From swimming pool shenanigans to hospital visits, the escapades of Singapore’s otter families have provided much amusement and entertainment. But things aren’t always rainbows and butterflies in the animal kingdom.
In a heartbreaking Facebook post, otter interest group Ottercity announced on Sunday afternoon (Jan 10) that they had euthanised an otter pup abandoned by her family, adding that they had exhausted “all possible options”.
The pup, named Eve, was found on Dec 31, Ottercity said. She was born prematurely and hadn’t even opened her eyes when rescuers found her.
“She was left in the open while the family went away, and wasn’t picked up when they returned,” Ottercity recounted, adding that volunteers attempted to reintroduce her to her family, but the adults showed disinterest.

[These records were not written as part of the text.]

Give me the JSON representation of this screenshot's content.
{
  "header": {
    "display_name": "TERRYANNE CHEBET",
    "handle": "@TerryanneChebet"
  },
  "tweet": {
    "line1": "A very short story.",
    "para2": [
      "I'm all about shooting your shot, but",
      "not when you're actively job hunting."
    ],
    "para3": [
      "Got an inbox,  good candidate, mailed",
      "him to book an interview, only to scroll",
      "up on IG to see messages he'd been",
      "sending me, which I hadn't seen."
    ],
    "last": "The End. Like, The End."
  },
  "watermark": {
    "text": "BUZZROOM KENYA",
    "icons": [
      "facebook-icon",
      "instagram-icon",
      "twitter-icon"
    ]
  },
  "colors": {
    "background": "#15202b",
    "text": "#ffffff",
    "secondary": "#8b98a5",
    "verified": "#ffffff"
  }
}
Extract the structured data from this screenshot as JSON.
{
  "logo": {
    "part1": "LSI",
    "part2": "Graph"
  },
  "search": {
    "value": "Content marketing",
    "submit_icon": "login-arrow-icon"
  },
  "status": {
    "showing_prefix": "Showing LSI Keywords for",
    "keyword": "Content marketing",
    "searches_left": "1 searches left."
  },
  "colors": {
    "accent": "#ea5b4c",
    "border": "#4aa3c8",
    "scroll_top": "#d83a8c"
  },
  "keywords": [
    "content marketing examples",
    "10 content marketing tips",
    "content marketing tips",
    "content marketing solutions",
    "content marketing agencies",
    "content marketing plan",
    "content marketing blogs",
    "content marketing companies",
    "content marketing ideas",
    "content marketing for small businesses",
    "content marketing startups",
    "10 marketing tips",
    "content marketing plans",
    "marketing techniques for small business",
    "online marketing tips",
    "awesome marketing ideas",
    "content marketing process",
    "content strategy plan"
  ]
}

In an effort to save the pup, Ottercity reached out to several animal welfare groups, including the Animal Concerns Research and Education Society (Acres) and Otter Working Group (OWG), as well as representatives from the National Parks Board and Wildlife Reserves Singapore.
Unfortunately, the “greatest reunion story in 2021” that Ottercity was hoping for did not materialise.

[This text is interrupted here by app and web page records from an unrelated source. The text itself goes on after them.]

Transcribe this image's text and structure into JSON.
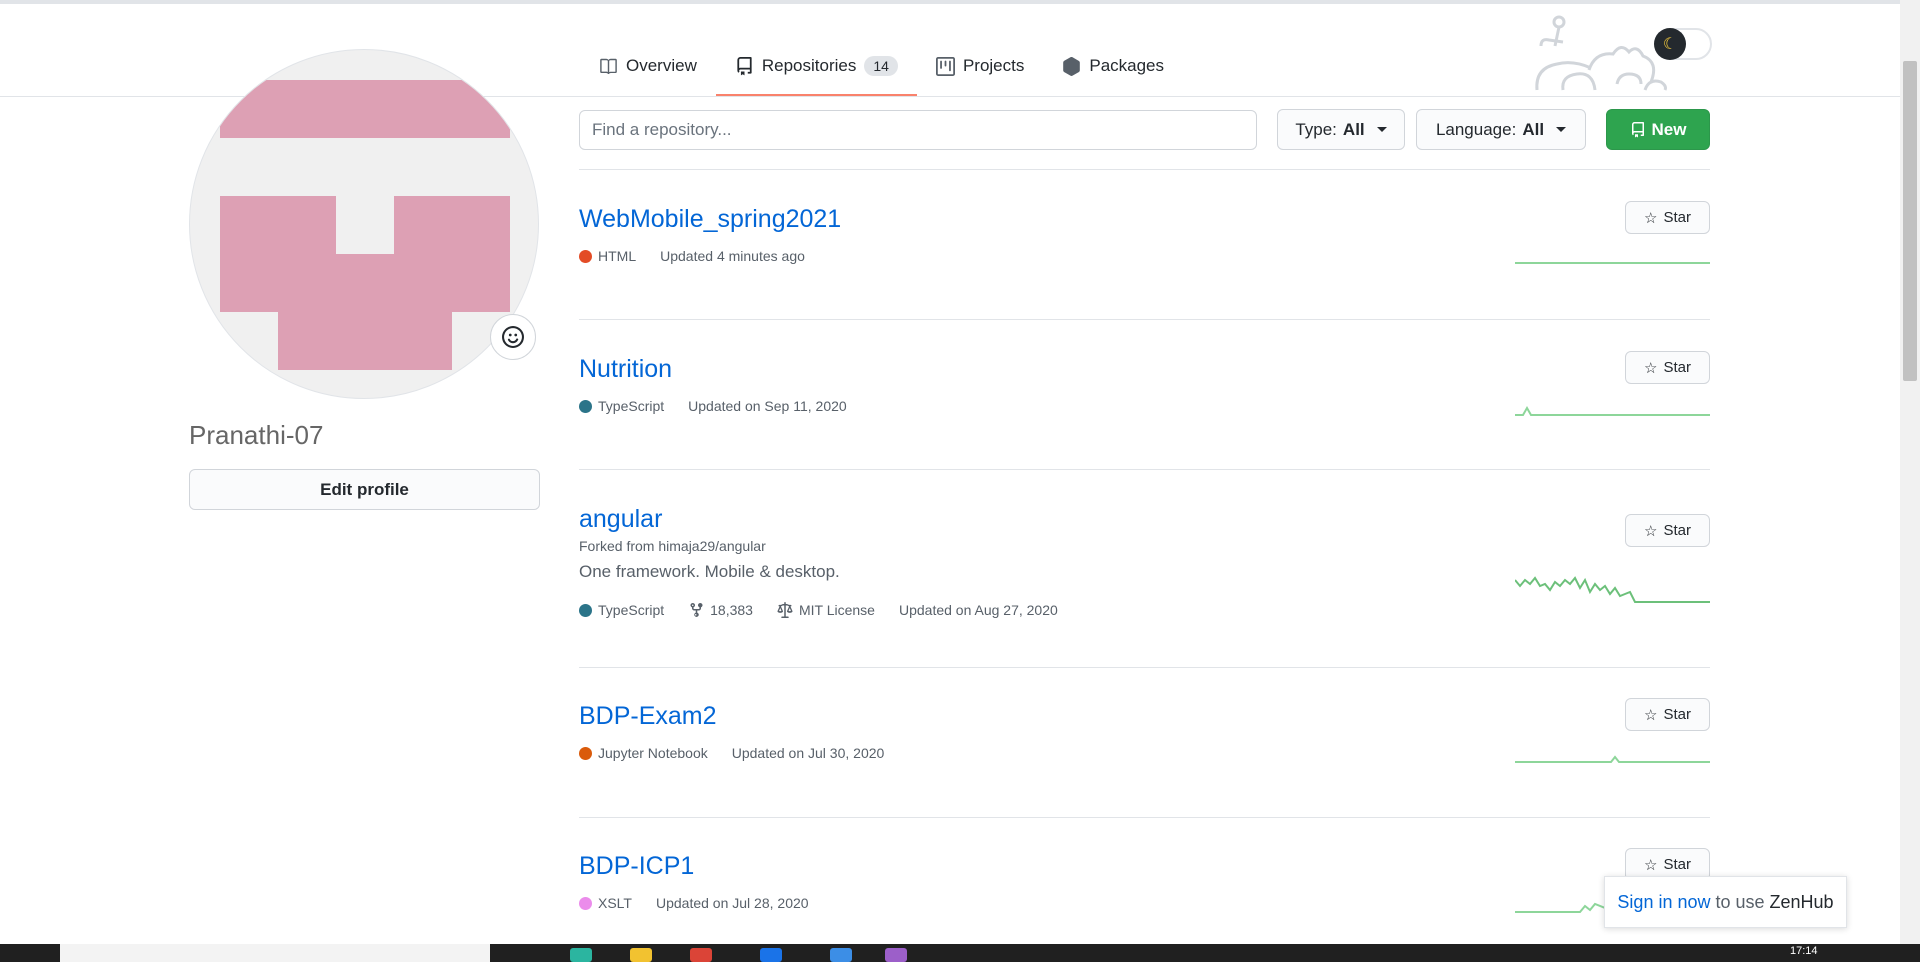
{
  "tabs": [
    {
      "label": "Overview",
      "icon": "book-icon"
    },
    {
      "label": "Repositories",
      "icon": "repo-icon",
      "count": "14",
      "active": true
    },
    {
      "label": "Projects",
      "icon": "project-icon"
    },
    {
      "label": "Packages",
      "icon": "package-icon"
    }
  ],
  "profile": {
    "username": "Pranathi-07",
    "edit_label": "Edit profile",
    "avatar_color": "#dda0b4"
  },
  "filters": {
    "search_placeholder": "Find a repository...",
    "type_label": "Type:",
    "type_value": "All",
    "language_label": "Language:",
    "language_value": "All",
    "new_label": "New"
  },
  "repos": [
    {
      "name": "WebMobile_spring2021",
      "language": "HTML",
      "language_color": "#e34c26",
      "updated": "Updated 4 minutes ago",
      "star_label": "Star"
    },
    {
      "name": "Nutrition",
      "language": "TypeScript",
      "language_color": "#2b7489",
      "updated": "Updated on Sep 11, 2020",
      "star_label": "Star"
    },
    {
      "name": "angular",
      "forked_from": "Forked from himaja29/angular",
      "description": "One framework. Mobile & desktop.",
      "language": "TypeScript",
      "language_color": "#2b7489",
      "forks": "18,383",
      "license": "MIT License",
      "updated": "Updated on Aug 27, 2020",
      "star_label": "Star"
    },
    {
      "name": "BDP-Exam2",
      "language": "Jupyter Notebook",
      "language_color": "#da5b0b",
      "updated": "Updated on Jul 30, 2020",
      "star_label": "Star"
    },
    {
      "name": "BDP-ICP1",
      "language": "XSLT",
      "language_color": "#eb8ceb",
      "updated": "Updated on Jul 28, 2020",
      "star_label": "Star"
    }
  ],
  "zenhub": {
    "link": "Sign in now",
    "middle": "to use",
    "brand": "ZenHub"
  },
  "taskbar": {
    "clock": "17:14"
  },
  "colors": {
    "accent_tab": "#f9826c",
    "link": "#0366d6",
    "new_button": "#2ea44f",
    "sparkline": "#8dd69a"
  }
}
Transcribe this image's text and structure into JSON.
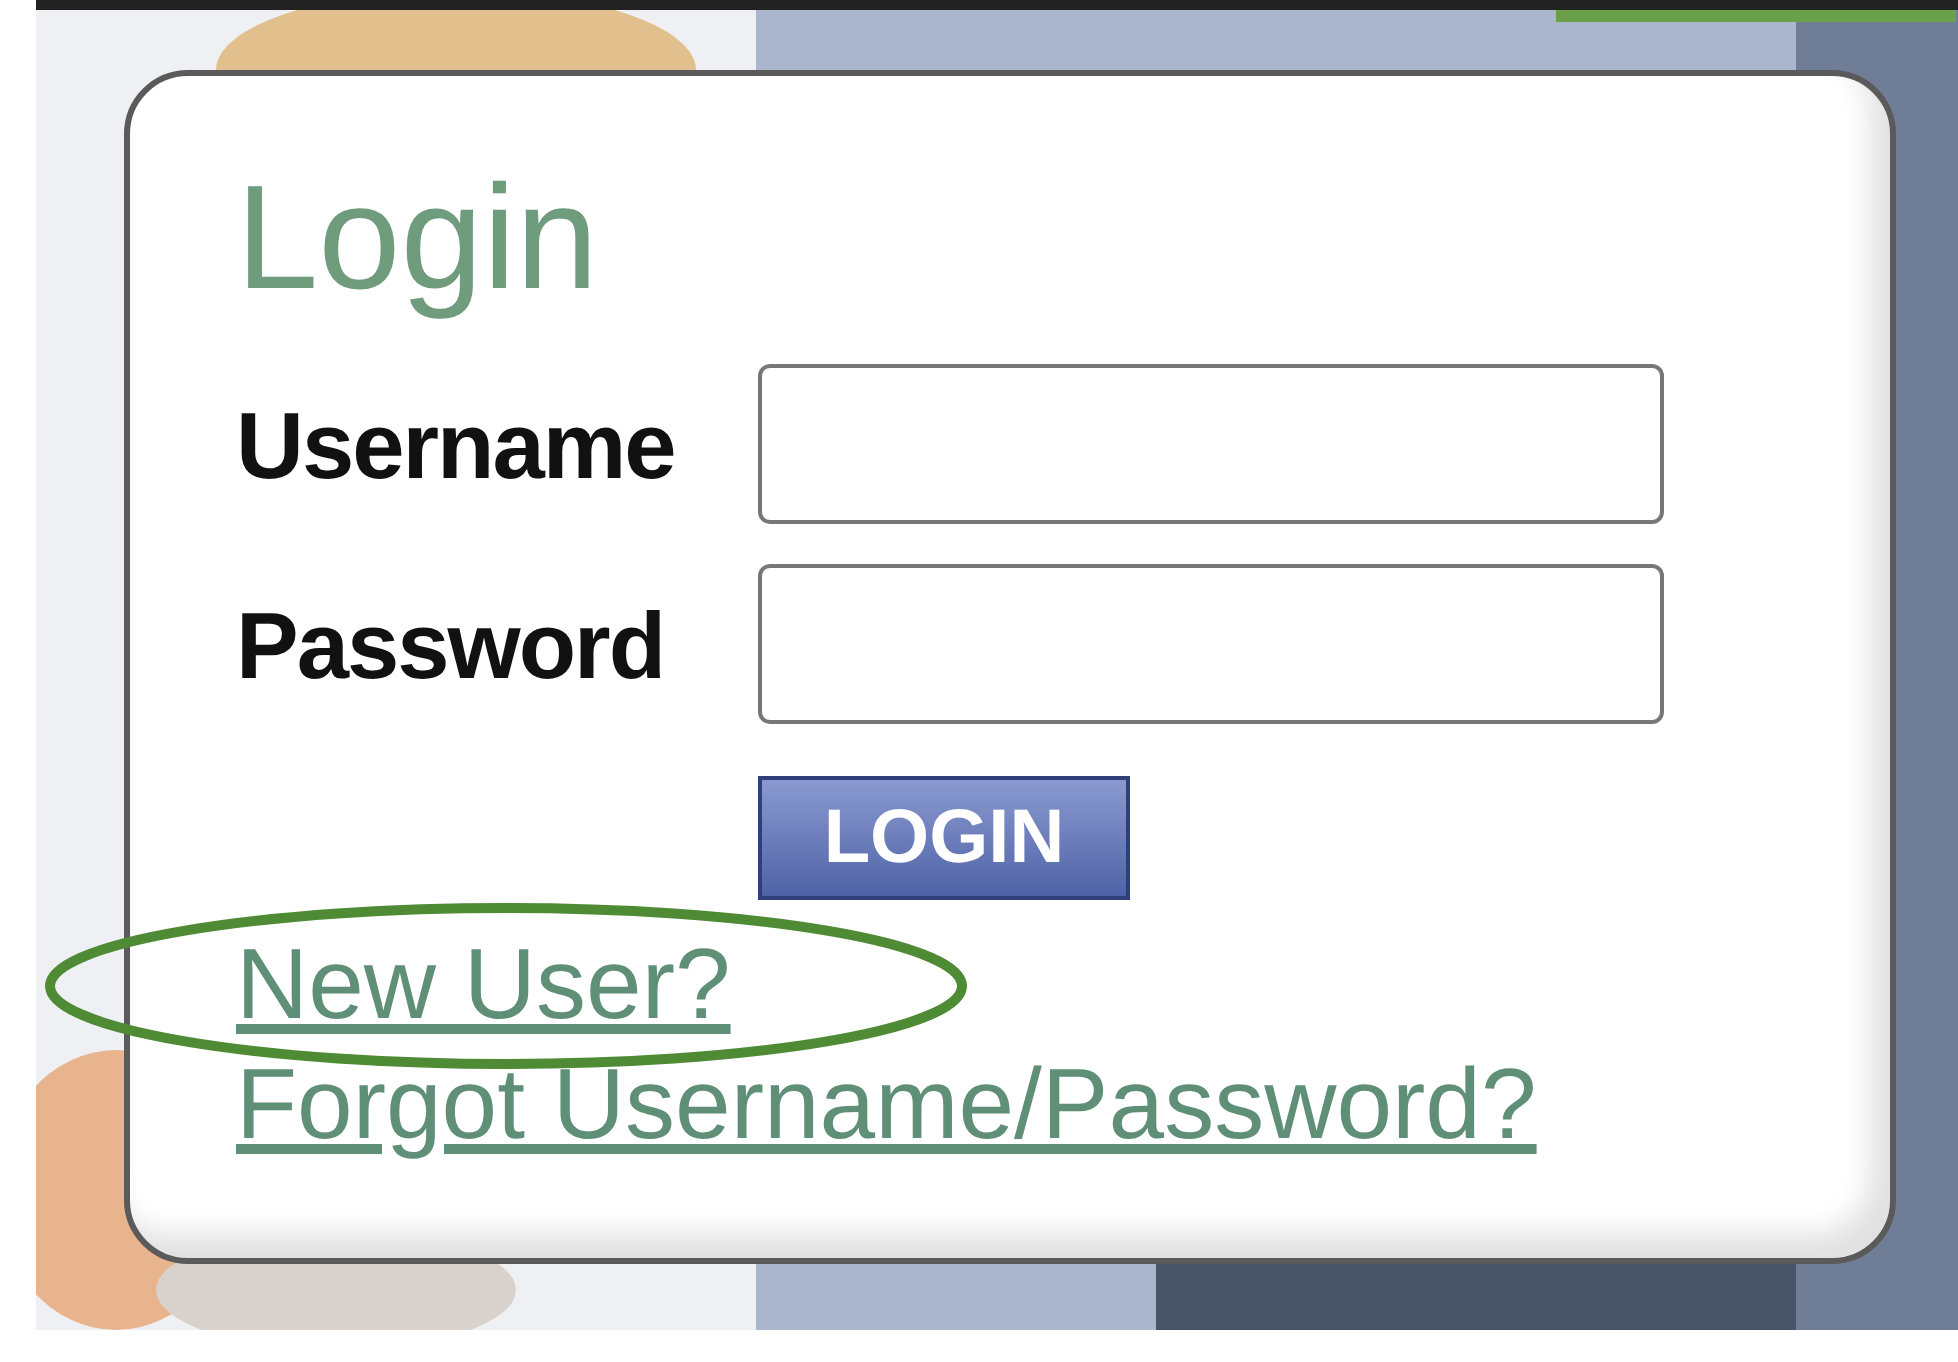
{
  "login_box": {
    "title": "Login",
    "fields": [
      {
        "label": "Username"
      },
      {
        "label": "Password"
      }
    ],
    "button": "LOGIN",
    "links": [
      {
        "label": "New User?",
        "highlighted": true
      },
      {
        "label": "Forgot Username/Password?",
        "highlighted": false
      }
    ]
  }
}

“Formal meetings were held with the extended community to discuss, debate and deliberate — to exhaust all possible options, given what we know and what we have today,” they wrote. “Regrettably, Eve was euthanised on Thursday afternoon (Jan 7).”

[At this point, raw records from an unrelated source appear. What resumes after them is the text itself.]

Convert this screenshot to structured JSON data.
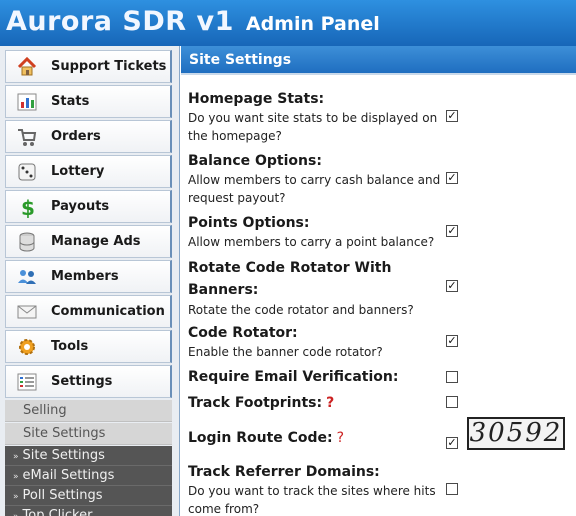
{
  "header": {
    "title": "Aurora SDR v1",
    "subtitle": "Admin Panel"
  },
  "sidebar": {
    "items": [
      {
        "label": "Support Tickets",
        "icon": "house-icon"
      },
      {
        "label": "Stats",
        "icon": "bar-chart-icon"
      },
      {
        "label": "Orders",
        "icon": "shopping-cart-icon"
      },
      {
        "label": "Lottery",
        "icon": "dice-icon"
      },
      {
        "label": "Payouts",
        "icon": "dollar-icon"
      },
      {
        "label": "Manage Ads",
        "icon": "database-icon"
      },
      {
        "label": "Members",
        "icon": "users-icon"
      },
      {
        "label": "Communication",
        "icon": "envelope-icon"
      },
      {
        "label": "Tools",
        "icon": "gear-icon"
      },
      {
        "label": "Settings",
        "icon": "settings-list-icon"
      }
    ],
    "sub_items": [
      "Selling",
      "Site Settings"
    ],
    "settings_links": [
      "Site Settings",
      "eMail Settings",
      "Poll Settings",
      "Top Clicker"
    ]
  },
  "main": {
    "title": "Site Settings",
    "settings": [
      {
        "title": "Homepage Stats:",
        "description": "Do you want site stats to be displayed on the homepage?",
        "checked": true
      },
      {
        "title": "Balance Options:",
        "description": "Allow members to carry cash balance and request payout?",
        "checked": true
      },
      {
        "title": "Points Options:",
        "description": "Allow members to carry a point balance?",
        "checked": true
      },
      {
        "title": "Rotate Code Rotator With Banners:",
        "description": "Rotate the code rotator and banners?",
        "checked": true
      },
      {
        "title": "Code Rotator:",
        "description": "Enable the banner code rotator?",
        "checked": true
      },
      {
        "title": "Require Email Verification:",
        "description": "",
        "checked": false
      },
      {
        "title": "Track Footprints:",
        "description": "",
        "help": "?",
        "checked": false
      },
      {
        "title": "Login Route Code:",
        "description": "",
        "help": "?",
        "checked": true,
        "captcha": "30592"
      },
      {
        "title": "Track Referrer Domains:",
        "description": "Do you want to track the sites where hits come from?",
        "checked": false
      }
    ],
    "check_mark": "✓"
  },
  "colors": {
    "header_blue": "#1f6ec0",
    "help_red": "#cc2222",
    "dark_submenu": "#555555"
  }
}
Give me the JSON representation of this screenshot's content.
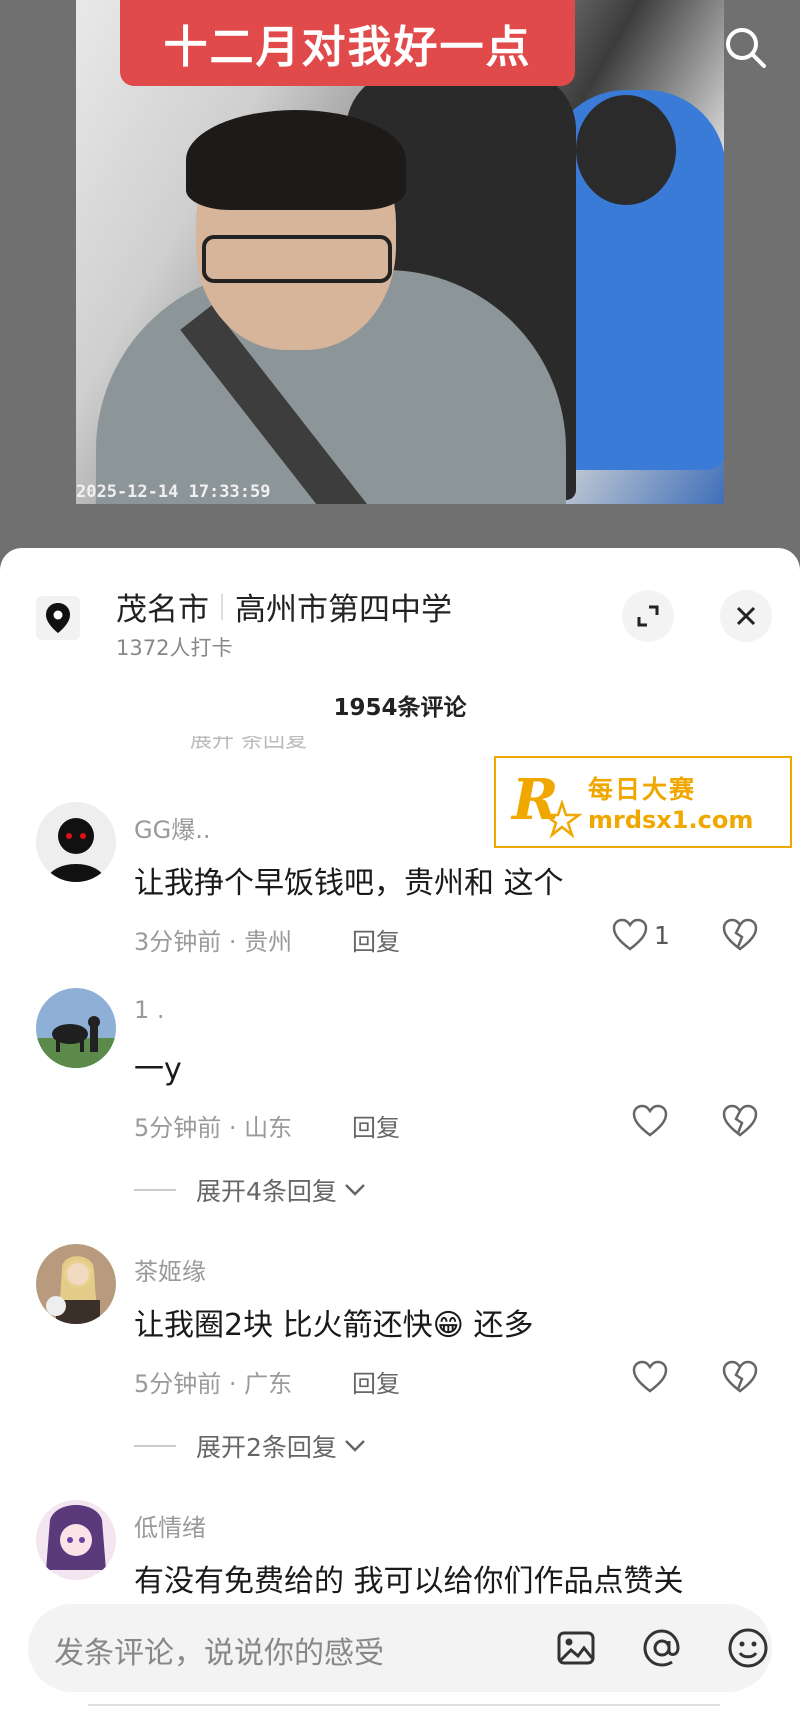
{
  "video": {
    "banner_text": "十二月对我好一点",
    "timestamp": "2025-12-14   17:33:59",
    "search_icon": "search-icon"
  },
  "location": {
    "city": "茂名市",
    "place": "高州市第四中学",
    "checkins": "1372人打卡",
    "icon": "location-pin-icon"
  },
  "comments_header": {
    "count": "1954条评论"
  },
  "ad": {
    "logo_letter": "R",
    "line1": "每日大赛",
    "line2": "mrdsx1.com"
  },
  "comments": [
    {
      "user": "GG爆..",
      "text": "让我挣个早饭钱吧，贵州和 这个",
      "meta": "3分钟前 · 贵州",
      "reply": "回复",
      "likes": "1"
    },
    {
      "user": "1 .",
      "text": "一y",
      "meta": "5分钟前 · 山东",
      "reply": "回复",
      "likes": "",
      "expand": "展开4条回复"
    },
    {
      "user": "茶姬缘",
      "text": "让我圈2块 比火箭还快",
      "text_tail": " 还多",
      "emoji": "😁",
      "meta": "5分钟前 · 广东",
      "reply": "回复",
      "likes": "",
      "expand": "展开2条回复"
    },
    {
      "user": "低情绪",
      "text": "有没有免费给的 我可以给你们作品点赞关"
    }
  ],
  "input": {
    "placeholder": "发条评论，说说你的感受"
  },
  "colors": {
    "banner": "#e14a4a",
    "ad_accent": "#f0a800",
    "muted_text": "#9a9a9a"
  }
}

Not only was the group “inexperienced and not ready”, but Singapore also lacks large rehabilitation facilities suitable for semi-aquatic animals, Ottercity explained.
Lamenting that “not all rescue has a happy ending [sic]”, the group concluded its post with an apology to Eve.
“Emotionally, it was an outcome none wishes to see, but rationally we accept our current limitations.”
This isn’t the first time that volunteers have mounted rescue efforts in aid of vulnerable pups separated from their families.
In 2018, an otter was reunited with its family in a five-day operation involving over 30 personnel from multiple interest groups, including Ottercity, OWG and OtterWatch, as well as agencies such as the Public Utilities Board.
The otter, estimated to be five to six months old at the time, had been found injured.
In 2017, a two-and-a-half-month-old pup was able to rejoin its family thanks to the quick action of about 15 otter watchers, who had noticed it being left behind by its family at Kallang Basin.
Pups of that age may be targeted by predators such as snakes when they are apart from their family, explained N. Sivasothi, a senior lecturer in National University of Singapore’s biological science department.
They may also face other dangers such as traffic and are not able to hunt for food on their own.